Ramachandra Guha in a piece titled “India is too corrupt to become a superpower”, in the Financial Times, London:
“The Republic of India today faces challenges that are as much moral as social or political with the Mumbai blasts having only temporarily shifted off the front pages the corruption scandals that more recent dominated. These (scandals) have revealed that manner in which our politicians have abused the State’s power of eminent domain, its control of infrastructural contracts, and its monopoly of natural resources, to enrich themselves….
“This activity cuts across political parties—small and large, regional and national. It has tainted the media too, with influential editors now commonly lobbying pliant politicians to bend the law to favour particular corporations…. [The] current wave of corruption scandals will put at least a temporary halt to premature talk of India’s rise to superstardom.
“Such fancies are characteristic of editors in New Delhi and businessmen in Mumbai, who dream often of catching up with and even surpassing China.

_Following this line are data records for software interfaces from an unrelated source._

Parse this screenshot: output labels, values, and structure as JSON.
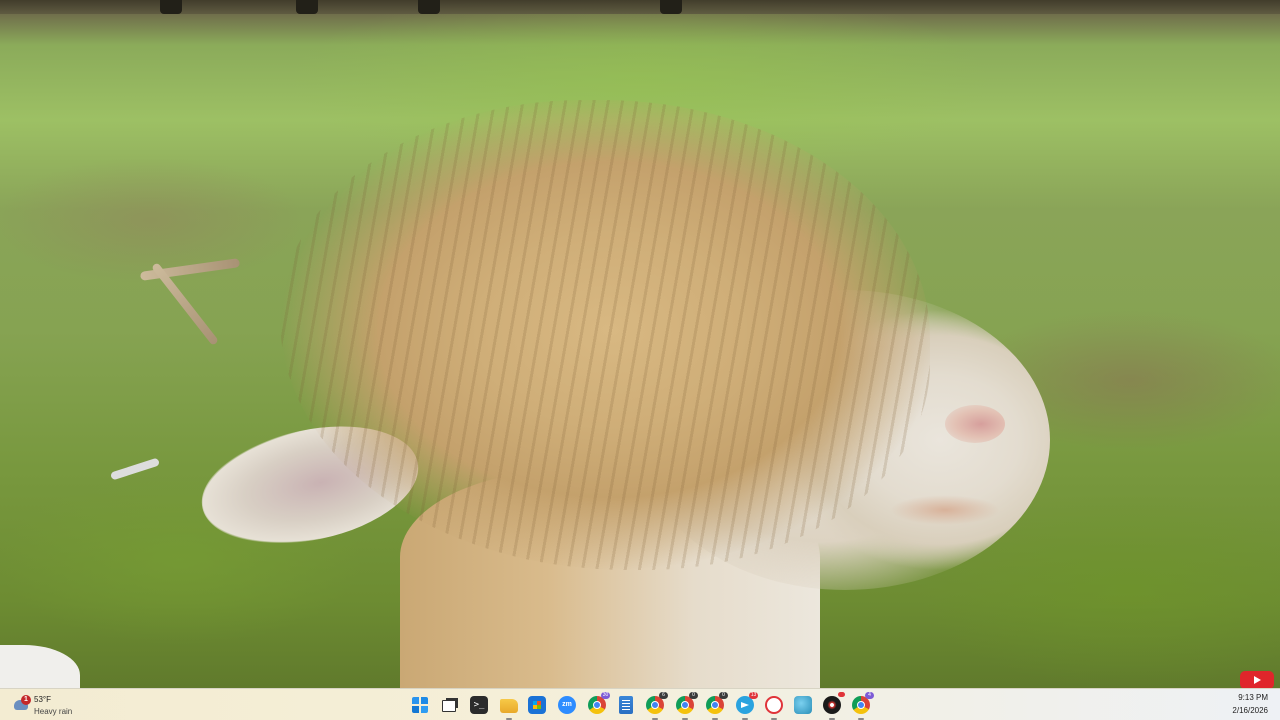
{
  "wallpaper": {
    "subject": "alpaca-photo"
  },
  "taskbar": {
    "weather": {
      "temperature": "53°F",
      "condition": "Heavy rain",
      "alert_count": "1",
      "icon": "rain-cloud-icon"
    },
    "apps": [
      {
        "name": "start",
        "icon": "windows-start-icon"
      },
      {
        "name": "task-view",
        "icon": "task-view-icon"
      },
      {
        "name": "terminal",
        "icon": "terminal-icon",
        "glyph": ">_"
      },
      {
        "name": "file-explorer",
        "icon": "folder-icon"
      },
      {
        "name": "microsoft-store",
        "icon": "store-icon"
      },
      {
        "name": "zoom",
        "icon": "zoom-icon",
        "glyph": "zm"
      },
      {
        "name": "chrome-1",
        "icon": "chrome-icon",
        "badge": "30"
      },
      {
        "name": "notepad",
        "icon": "notepad-icon"
      },
      {
        "name": "chrome-2",
        "icon": "chrome-icon",
        "badge": "6"
      },
      {
        "name": "chrome-3",
        "icon": "chrome-icon",
        "badge": "0"
      },
      {
        "name": "chrome-4",
        "icon": "chrome-icon",
        "badge": "0"
      },
      {
        "name": "telegram",
        "icon": "telegram-icon",
        "badge": "13"
      },
      {
        "name": "spinner-app",
        "icon": "spinner-icon"
      },
      {
        "name": "globe-app",
        "icon": "globe-icon"
      },
      {
        "name": "ring-app",
        "icon": "ring-icon",
        "badge": ""
      },
      {
        "name": "chrome-5",
        "icon": "chrome-icon",
        "badge": "4"
      }
    ],
    "clock": {
      "time": "9:13 PM",
      "date": "2/16/2026"
    }
  },
  "overlay": {
    "youtube_icon": "youtube-icon"
  },
  "colors": {
    "badge_dark": "#3a3a3a",
    "badge_red": "#e0343a",
    "taskbar_bg": "#f5efd8",
    "accent_blue": "#1d8ae6"
  }
}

“Yet the truth is that India is in no position to become a superpower. It is not a rising power, nor even an emerging power. It is merely a fascinating, complex, and perhaps unique experiment in nationhood and democracy, whose leaders need still to attend to the fault lines within, rather than presume to take on the world without.”
Photograph: courtesy Garima Jain/ Tehelka